Susan J. Elliott FP’00: How to Get Past Your Past
Susan Elliott’s been through a lot— growing up in foster care, an abusive first marriage, and a terrible divorce—and at one point was suicidal as a result. It took her ten years of hard work to regain health and happiness, but she did it. So she speaks from experience when she tells others how to get past their past.
While maintaining her law practice, Susan also uses her master’s in counseling psychology and training as a grief counselor to help clients struggling with issues such as divorce and domestic violence.
In 2006, people in seminars Susan ran wanted to stay in touch, so she started a blog for them. Within weeks, that handful of students turned into 1,000 readers. Her audience grew again after the 2009 publication of her book Getting Past Your Breakup. Today she gets between 5,000 and 10,000 visitors to gettingpastyourbreakup.com each day.
Susan’s program for moving on after trauma is derived from her own research. “Before I became a therapist, I went through ten years of being in therapy myself, finding answers. I also did academic research and put together the best of the best from various schools of psychological thought,” she says. “I put together everything that worked for me so others don’t have to go through a decade of researching what works.”
Susan’s work aids her clients, but it also helps her, she says. “Since the death of my [“soul mate” second] husband, when I ask myself ‘What’s life all about?’ the answer for me is helping other people, continuing to tell them, ‘You can do this. There is hope, life, and laughter. You can fall in love again. You can make a nice life for yourself.’ I get feedback every day on the blog from people writing, ‘I don’t know what I’d have done without you.’ That keeps me feeling that there’s a purpose to everything I’ve gone through.”

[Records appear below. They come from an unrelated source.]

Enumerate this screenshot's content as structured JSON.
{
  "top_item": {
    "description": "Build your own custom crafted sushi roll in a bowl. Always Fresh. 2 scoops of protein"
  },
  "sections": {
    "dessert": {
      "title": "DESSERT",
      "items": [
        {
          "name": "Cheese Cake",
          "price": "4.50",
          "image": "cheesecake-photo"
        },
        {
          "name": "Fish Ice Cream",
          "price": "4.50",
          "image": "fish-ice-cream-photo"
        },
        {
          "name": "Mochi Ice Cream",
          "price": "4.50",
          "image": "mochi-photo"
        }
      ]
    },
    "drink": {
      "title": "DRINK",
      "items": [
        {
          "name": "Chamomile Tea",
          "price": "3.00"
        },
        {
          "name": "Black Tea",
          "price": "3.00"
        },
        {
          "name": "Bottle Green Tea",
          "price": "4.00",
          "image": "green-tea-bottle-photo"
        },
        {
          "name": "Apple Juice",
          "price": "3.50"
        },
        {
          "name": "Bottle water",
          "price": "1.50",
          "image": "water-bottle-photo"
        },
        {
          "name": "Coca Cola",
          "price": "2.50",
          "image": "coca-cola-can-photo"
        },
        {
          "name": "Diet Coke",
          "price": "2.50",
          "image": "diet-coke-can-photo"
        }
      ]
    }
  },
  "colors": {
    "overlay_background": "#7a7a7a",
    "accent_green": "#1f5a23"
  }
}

—By Emily Harrison Weir
This article appeared in the winter 2012 issue of the Alumnae Quarterly.
February 13, 2012